++++ DATA SECTION ++++

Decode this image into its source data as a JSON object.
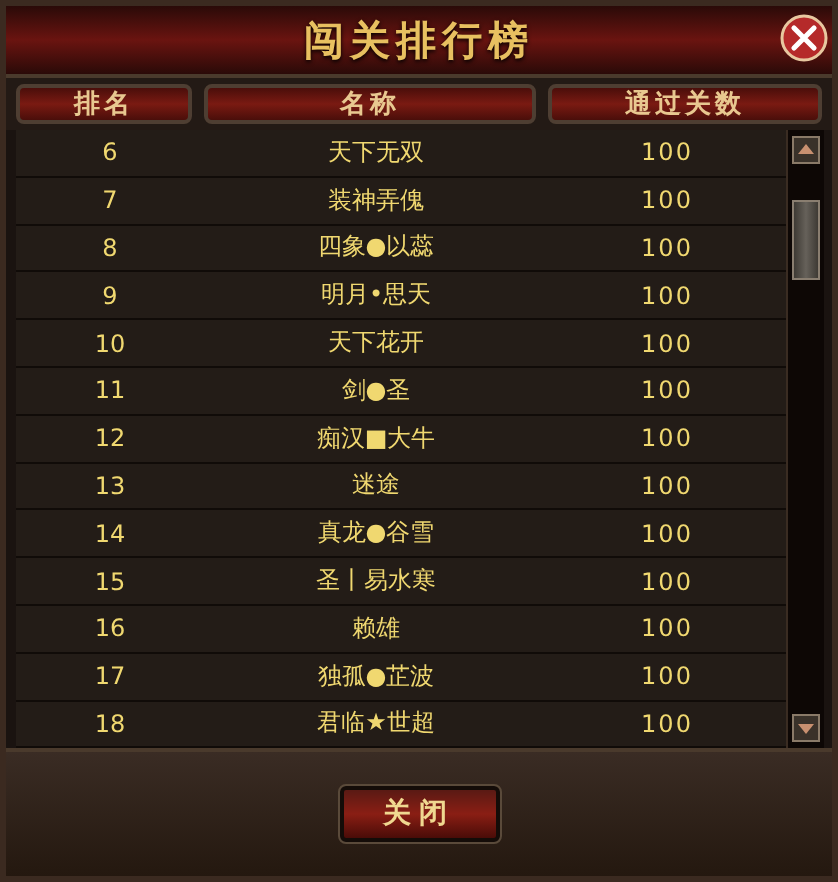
{
  "window": {
    "title": "闯关排行榜"
  },
  "table": {
    "columns": [
      "排名",
      "名称",
      "通过关数"
    ],
    "rows": [
      {
        "rank": "6",
        "name": "天下无双",
        "stages": "100"
      },
      {
        "rank": "7",
        "name": "装神弄傀",
        "stages": "100"
      },
      {
        "rank": "8",
        "name": "四象●以蕊",
        "stages": "100"
      },
      {
        "rank": "9",
        "name": "明月•思天",
        "stages": "100"
      },
      {
        "rank": "10",
        "name": "天下花开",
        "stages": "100"
      },
      {
        "rank": "11",
        "name": "剑●圣",
        "stages": "100"
      },
      {
        "rank": "12",
        "name": "痴汉■大牛",
        "stages": "100"
      },
      {
        "rank": "13",
        "name": "迷途",
        "stages": "100"
      },
      {
        "rank": "14",
        "name": "真龙●谷雪",
        "stages": "100"
      },
      {
        "rank": "15",
        "name": "圣丨易水寒",
        "stages": "100"
      },
      {
        "rank": "16",
        "name": "赖雄",
        "stages": "100"
      },
      {
        "rank": "17",
        "name": "独孤●芷波",
        "stages": "100"
      },
      {
        "rank": "18",
        "name": "君临★世超",
        "stages": "100"
      }
    ]
  },
  "buttons": [
    "关闭"
  ]
}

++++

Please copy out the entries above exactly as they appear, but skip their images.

Decode this image into its source data as a JSON object.
{
  "window": {
    "title": "闯关排行榜"
  },
  "table": {
    "columns": [
      "排名",
      "名称",
      "通过关数"
    ],
    "rows": [
      {
        "rank": "6",
        "name": "天下无双",
        "stages": "100"
      },
      {
        "rank": "7",
        "name": "装神弄傀",
        "stages": "100"
      },
      {
        "rank": "8",
        "name": "四象●以蕊",
        "stages": "100"
      },
      {
        "rank": "9",
        "name": "明月•思天",
        "stages": "100"
      },
      {
        "rank": "10",
        "name": "天下花开",
        "stages": "100"
      },
      {
        "rank": "11",
        "name": "剑●圣",
        "stages": "100"
      },
      {
        "rank": "12",
        "name": "痴汉■大牛",
        "stages": "100"
      },
      {
        "rank": "13",
        "name": "迷途",
        "stages": "100"
      },
      {
        "rank": "14",
        "name": "真龙●谷雪",
        "stages": "100"
      },
      {
        "rank": "15",
        "name": "圣丨易水寒",
        "stages": "100"
      },
      {
        "rank": "16",
        "name": "赖雄",
        "stages": "100"
      },
      {
        "rank": "17",
        "name": "独孤●芷波",
        "stages": "100"
      },
      {
        "rank": "18",
        "name": "君临★世超",
        "stages": "100"
      }
    ]
  },
  "buttons": [
    "关闭"
  ]
}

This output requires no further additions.